Laser welding is commonly used in industries such as automotive, electronics, and jewelry manufacturing, where precision and aesthetics are critical. The technique can be used on a variety of materials, including metals, plastics, and ceramics.
However, laser welding requires specialized equipment and expertise. The high cost of laser welding machines and the need for proper safety measures can be a barrier for some welders. Additionally, the process is highly sensitive to surface contaminants, requiring meticulous surface preparation.
Ingco Diesel Welder Generator GDW65001
Advancements in Advanced Welding Techniques
The field of advanced welding techniques is constantly evolving, driven by technological advancements and industry demands. Researchers and manufacturers are continually developing new welding processes and equipment to improve efficiency, quality, and safety.
One area of advancement is the development of automated welding systems that use robotics and artificial intelligence. These systems offer increased precision, productivity, and safety, allowing for the welding of complex and repetitive tasks with minimal human intervention.
Another area of advancement is the development of new welding consumables, such as advanced filler materials and shielding gases. These consumables are designed to enhance the weld quality, improve performance, and reduce environmental impact.
Additionally, advancements in welding power sources and control systems have resulted in more efficient and user-friendly welding machines. These machines offer greater control over the welding parameters, allowing for more precise and consistent welds.
As technology continues to advance, the future of advanced welding techniques looks promising.
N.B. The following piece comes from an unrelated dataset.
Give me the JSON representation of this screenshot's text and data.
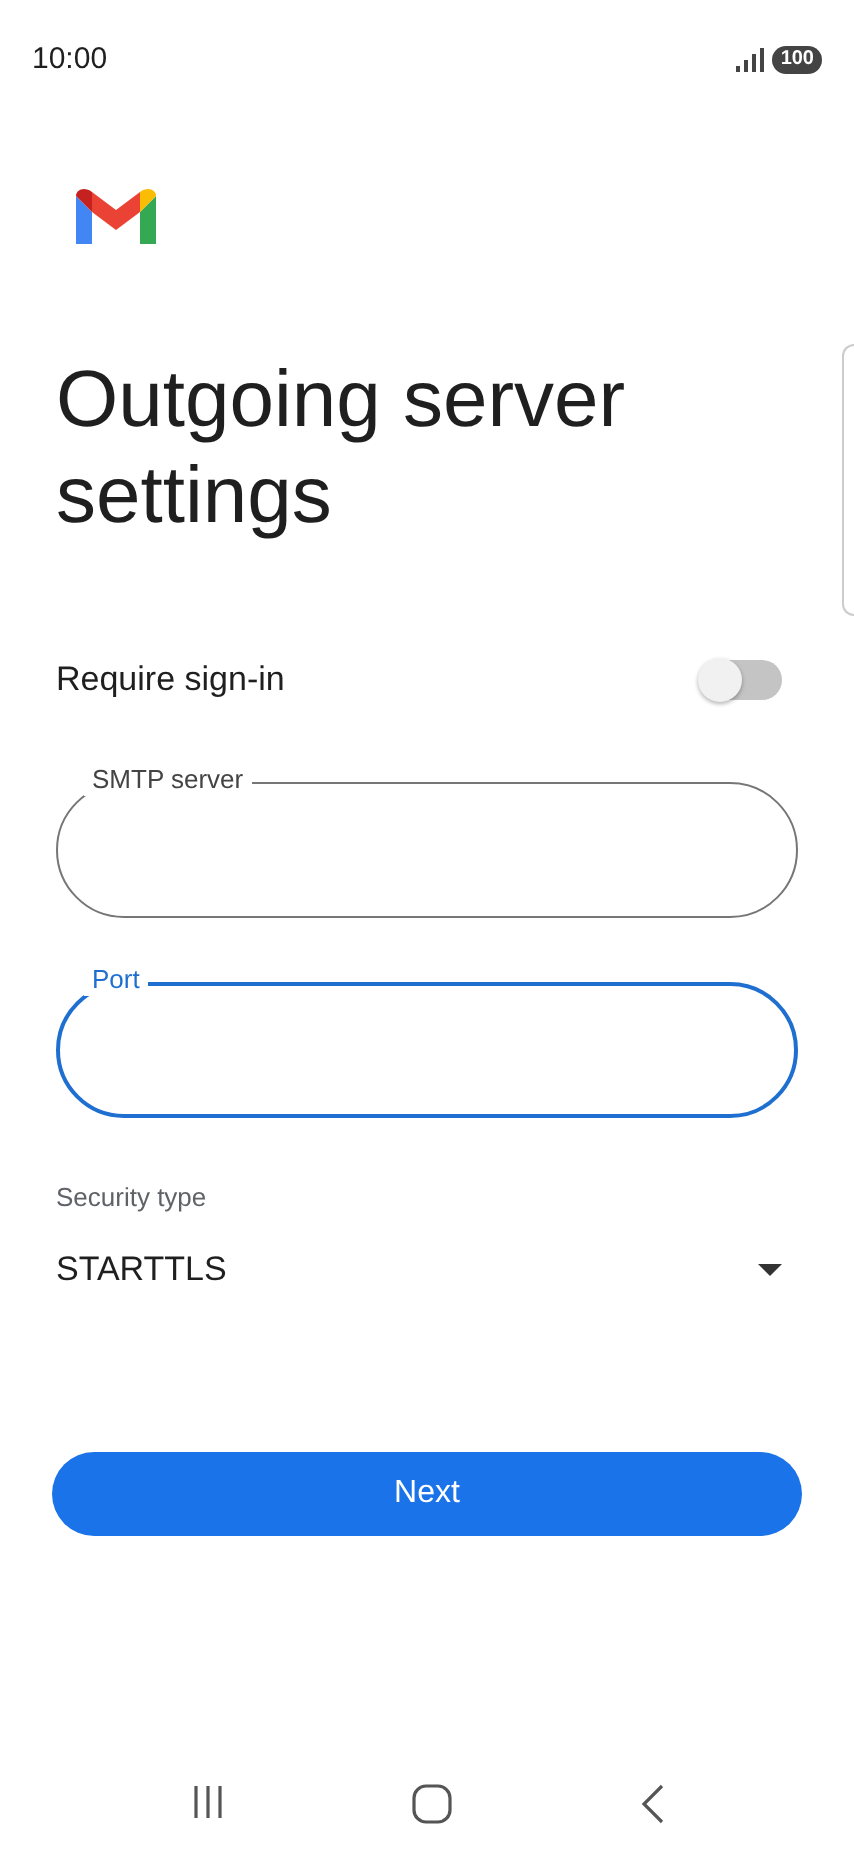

Welders can expect to benefit from improved welding processes, equipment, and materials that will further enhance their capabilities and the quality of their work.
Kaierda Electric Welding machine WN-315N
Advanced welding techniques play a crucial role in the development of skilled welders and the quality of their work. Whether you choose to master TIG welding, MIG welding, flux-cored arc welding, plasma arc welding, or laser welding, each technique offers unique advantages and challenges.
By investing time and effort into learning and practicing advanced welding techniques, you can elevate your craft and set yourself apart from the competition. These techniques allow you to tackle more complex projects, produce stronger and more aesthetically pleasing welds, and open doors to new opportunities.
The field of advanced welding techniques is constantly evolving, driven by technological advancements and industry demands. As we look to the future, welders can expect to benefit from further advancements in automation, consumables, and welding equipment, further enhancing their capabilities and the quality of their work.
So, grab your welding helmet, prepare your welding machine, and embark on a journey of mastery and innovation. With advanced welding techniques at your disposal, the possibilities are endless.